[ In civil justice ] … a significant gap exists between rich and poor individuals in terms of both actual use of and satisfaction with the civil courts system. For example, only 40 percent of low-income respondents who used the court system in the past three years reported that the process was fair, compared to 71 percent of wealthy respondents. This 31 percent gap between poor and rich litigants in the United States is the widest among all developed countries sampled. In France this gap is only 5 percent; in South Korea, 4 percent; and in Spain, it is nonexistent.

In the WJP’s 2017-2018 Rule of Law Index — measuring ‘the extent to which countries adhere to the rule of law in practice’ — America ranked 19th, just below France and above South Korea, and several ranks beneath Estonia, Hong Kong and Singapore.

Speaking in London last month at the first international forum on online courts — the most hopeful technological innovation for anyone who cares about inequality in legal systems worldwide — Lord Thomas of Cwmgiedd, the Lord Chief Justice of England and Wales, could only point to a single U.S. state, Utah, for an example of an online dispute resolution programme in America. The lack of support at the summit of the U.S. judiciary for the digitalisation of justice must have something to do with this. 

In Britain, where an online court for all branches of law is set to go live next year, the country’s most powerful judges are directing the transformation. When the legal scholar Hazel Genn delivered the prestigious Birkenhead lecture in 2017, she began by underlining their commitment to change. She noted that the year before, ’the Lord Chancellor, Lord Chief Justice, and Senior President of Tribunals published a joint statement signalling a “once in a lifetime” £1 billion transformation of the justice system.’

Who could advise a U.S. presidential candidate on an equivalent transformation across the Atlantic? Three years ago, almost to the day, post-Gutenberg drew attention to the ideas of Renee Newman Knake, a legal expert and professor who was at the time the co-director, with Daniel Martin Katz, of the ReInvent Law Laboratory at Michigan State University. Possibly her most radical suggestion was that corporate America could initiate the technological disruption and revolutionisation of the legal system. She mentioned Google and Walmart as companies that ‘have the capacity to make significant financial outlays into innovative legal mechanisms for providing legal services …’.

For a while, the ReInvent Law Laboratory seemed set to do exactly what its name promised. It got attention and won awards. An article in the journal of the American Bar Association trained a spotlight on its founders.  Sadly, Google’s search results for this would-be revolutionary cell run out in listings with 2014 dates. Professors Katz and Knake have moved to positions at other universities and seem to have gone silent on the topic of transforming U.S. law. The page about the Laboratory’s mission — which is dated 2013 and written mostly in the past tense — suggests that its focus has narrowed to protecting lawyers’ incomes: ‘Overall legal spend is increasing, but traditional lawyers are getting a smaller piece of the pie. We want to help prepare our students to invent and work in growing areas of the legal market.’

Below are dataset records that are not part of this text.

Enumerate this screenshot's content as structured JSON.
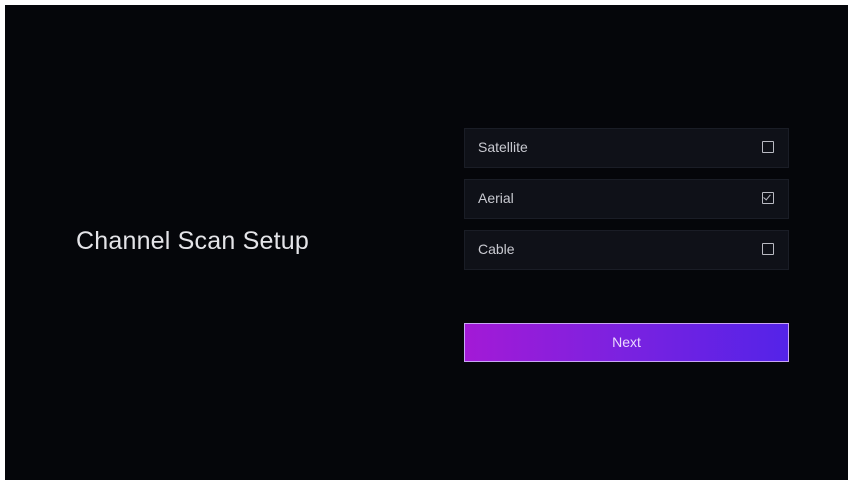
{
  "page": {
    "title": "Channel Scan Setup"
  },
  "options": [
    {
      "label": "Satellite",
      "checked": false
    },
    {
      "label": "Aerial",
      "checked": true
    },
    {
      "label": "Cable",
      "checked": false
    }
  ],
  "next_button": {
    "label": "Next"
  },
  "colors": {
    "background": "#05060a",
    "option_background": "#0f1118",
    "button_gradient_start": "#a31ad6",
    "button_gradient_end": "#5423e8",
    "text": "#e4e4e8"
  },
  "icons": {
    "checkbox_unchecked": "checkbox-unchecked-icon",
    "checkbox_checked": "checkbox-checked-icon"
  }
}
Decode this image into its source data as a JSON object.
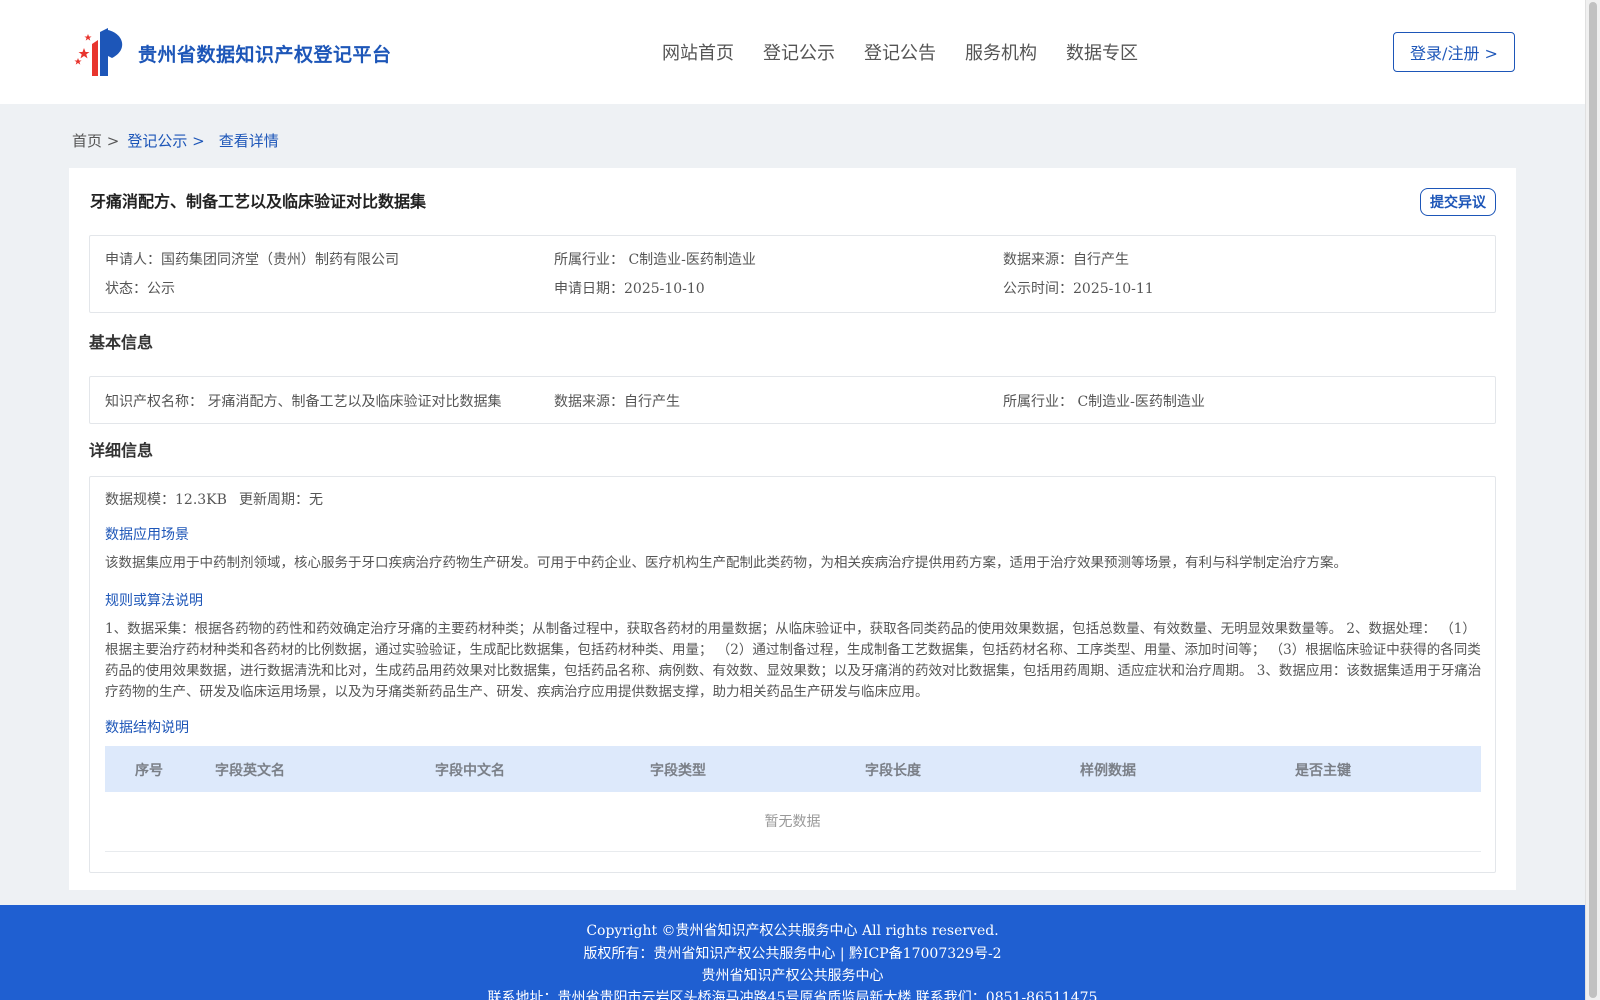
{
  "header": {
    "logo_text": "贵州省数据知识产权登记平台",
    "nav": [
      "网站首页",
      "登记公示",
      "登记公告",
      "服务机构",
      "数据专区"
    ],
    "login_label": "登录/注册 >"
  },
  "breadcrumb": {
    "home": "首页 >",
    "link": "登记公示 >",
    "current": "查看详情"
  },
  "record": {
    "title": "牙痛消配方、制备工艺以及临床验证对比数据集",
    "objection_label": "提交异议",
    "applicant": "申请人：国药集团同济堂（贵州）制药有限公司",
    "industry": "所属行业： C制造业-医药制造业",
    "source": "数据来源：自行产生",
    "status": "状态：公示",
    "apply_date": "申请日期：2025-10-10",
    "publish_date": "公示时间：2025-10-11"
  },
  "basic": {
    "section_title": "基本信息",
    "ip_name": "知识产权名称： 牙痛消配方、制备工艺以及临床验证对比数据集",
    "source": "数据来源：自行产生",
    "industry": "所属行业： C制造业-医药制造业"
  },
  "detail": {
    "section_title": "详细信息",
    "scale": "数据规模：12.3KB",
    "cycle": "更新周期：无",
    "scenario_title": "数据应用场景",
    "scenario_text": "该数据集应用于中药制剂领域，核心服务于牙口疾病治疗药物生产研发。可用于中药企业、医疗机构生产配制此类药物，为相关疾病治疗提供用药方案，适用于治疗效果预测等场景，有利与科学制定治疗方案。",
    "rules_title": "规则或算法说明",
    "rules_text": "1、数据采集：根据各药物的药性和药效确定治疗牙痛的主要药材种类；从制备过程中，获取各药材的用量数据；从临床验证中，获取各同类药品的使用效果数据，包括总数量、有效数量、无明显效果数量等。 2、数据处理： （1）根据主要治疗药材种类和各药材的比例数据，通过实验验证，生成配比数据集，包括药材种类、用量； （2）通过制备过程，生成制备工艺数据集，包括药材名称、工序类型、用量、添加时间等； （3）根据临床验证中获得的各同类药品的使用效果数据，进行数据清洗和比对，生成药品用药效果对比数据集，包括药品名称、病例数、有效数、显效果数；以及牙痛消的药效对比数据集，包括用药周期、适应症状和治疗周期。 3、数据应用：该数据集适用于牙痛治疗药物的生产、研发及临床运用场景，以及为牙痛类新药品生产、研发、疾病治疗应用提供数据支撑，助力相关药品生产研发与临床应用。",
    "structure_title": "数据结构说明",
    "columns": [
      "序号",
      "字段英文名",
      "字段中文名",
      "字段类型",
      "字段长度",
      "样例数据",
      "是否主键"
    ],
    "empty_text": "暂无数据"
  },
  "footer": {
    "line1": "Copyright ©贵州省知识产权公共服务中心 All rights reserved.",
    "line2": "版权所有：贵州省知识产权公共服务中心 | 黔ICP备17007329号-2",
    "line3": "贵州省知识产权公共服务中心",
    "line4": "联系地址：贵州省贵阳市云岩区头桥海马冲路45号原省质监局新大楼 联系我们：0851-86511475"
  },
  "colors": {
    "brand": "#1d56b8",
    "footer_bg": "#1f5fd1",
    "table_head_bg": "#dde9fb"
  }
}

This is a considerable change in tone and substance from Professor Knake’s rallying cry in 2016, which is worth re-quoting:

A nation that holds itself out as a beacon of justice and an exemplar of the rule of law to the rest of the world denies meaningful access to the law on a daily basis to the majority of its population. Lawyers are out of reach for most individuals unless they enjoy extreme affluence or subsist at poverty levels. 

Although her more than justified outrage would make a fine speech for a presidential candidate next year, there is no sign of any candidate taking up her cause. The first pages of Google’s search results for the terms ‘law reform as a presidential campaign issue’ yield only links about election or campaign finance or drug law reform — so far.